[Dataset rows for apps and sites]
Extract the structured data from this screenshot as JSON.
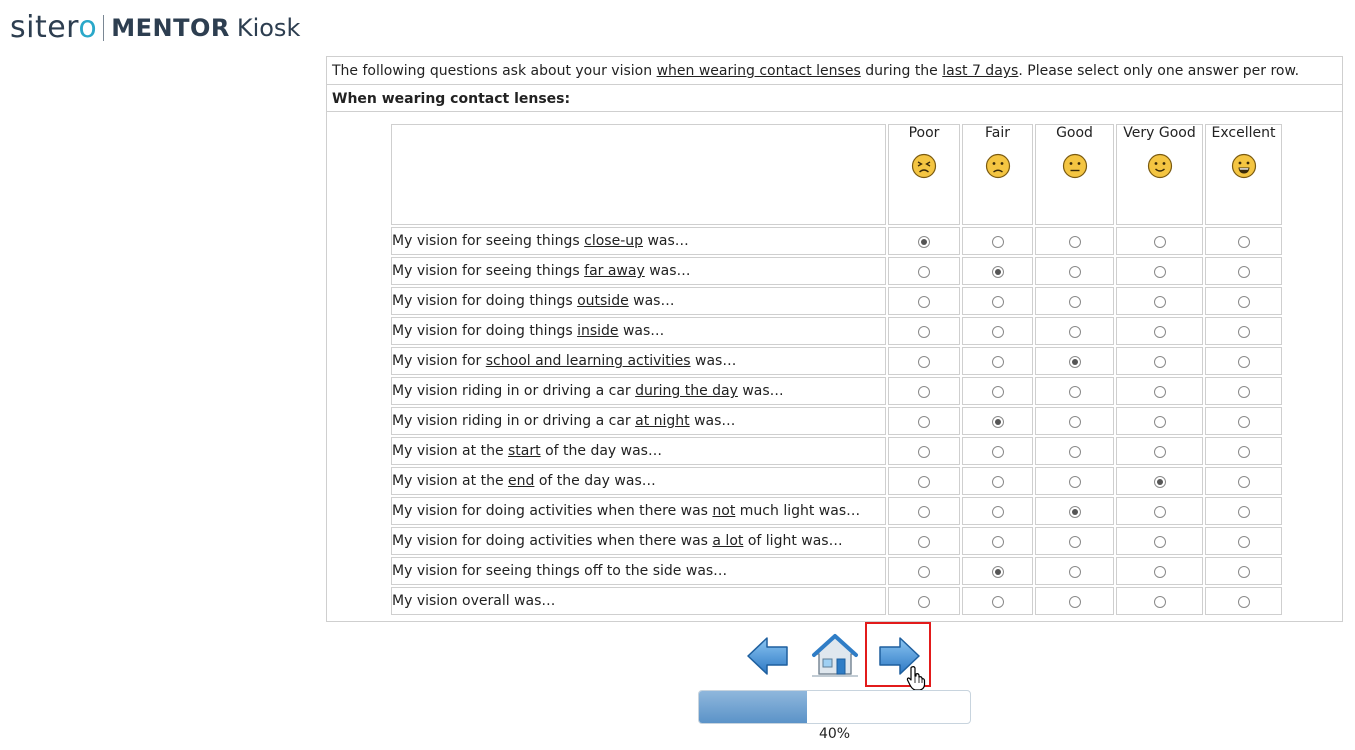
{
  "header": {
    "brand_main": "siter",
    "brand_tail": "o",
    "product": "MENTOR",
    "product_suffix": "Kiosk"
  },
  "survey": {
    "instructions": {
      "pre": "The following questions ask about your vision ",
      "u1": "when wearing contact lenses",
      "mid": " during the ",
      "u2": "last 7 days",
      "post": ". Please select only one answer per row."
    },
    "subhead": "When wearing contact lenses:",
    "columns": [
      {
        "label": "Poor",
        "icon": "poor-face-icon"
      },
      {
        "label": "Fair",
        "icon": "fair-face-icon"
      },
      {
        "label": "Good",
        "icon": "good-face-icon"
      },
      {
        "label": "Very Good",
        "icon": "very-good-face-icon"
      },
      {
        "label": "Excellent",
        "icon": "excellent-face-icon"
      }
    ],
    "rows": [
      {
        "pre": "My vision for seeing things ",
        "u": "close-up",
        "post": " was…",
        "selected": 0
      },
      {
        "pre": "My vision for seeing things ",
        "u": "far away",
        "post": " was…",
        "selected": 1
      },
      {
        "pre": "My vision for doing things ",
        "u": "outside",
        "post": " was…",
        "selected": null
      },
      {
        "pre": "My vision for doing things ",
        "u": "inside",
        "post": " was…",
        "selected": null
      },
      {
        "pre": "My vision for ",
        "u": "school and learning activities",
        "post": " was…",
        "selected": 2
      },
      {
        "pre": "My vision riding in or driving a car ",
        "u": "during the day",
        "post": " was…",
        "selected": null
      },
      {
        "pre": "My vision riding in or driving a car ",
        "u": "at night",
        "post": " was…",
        "selected": 1
      },
      {
        "pre": "My vision at the ",
        "u": "start",
        "post": " of the day was…",
        "selected": null
      },
      {
        "pre": "My vision at the ",
        "u": "end",
        "post": " of the day was…",
        "selected": 3
      },
      {
        "pre": "My vision for doing activities when there was ",
        "u": "not",
        "post": " much light was…",
        "selected": 2
      },
      {
        "pre": "My vision for doing activities when there was ",
        "u": "a lot",
        "post": " of light was…",
        "selected": null
      },
      {
        "pre": "My vision for seeing things off to the side was…",
        "u": "",
        "post": "",
        "selected": 1
      },
      {
        "pre": "My vision overall was…",
        "u": "",
        "post": "",
        "selected": null
      }
    ]
  },
  "navigation": {
    "back_icon": "back-arrow-icon",
    "home_icon": "home-icon",
    "next_icon": "next-arrow-icon"
  },
  "progress": {
    "value": 0.4,
    "label": "40%"
  },
  "colors": {
    "accent": "#2aa8c9",
    "nav_blue": "#3d8fd6",
    "highlight_frame": "#e21b1b",
    "face_yellow": "#f4c542"
  }
}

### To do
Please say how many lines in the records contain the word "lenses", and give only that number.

### Expected output
2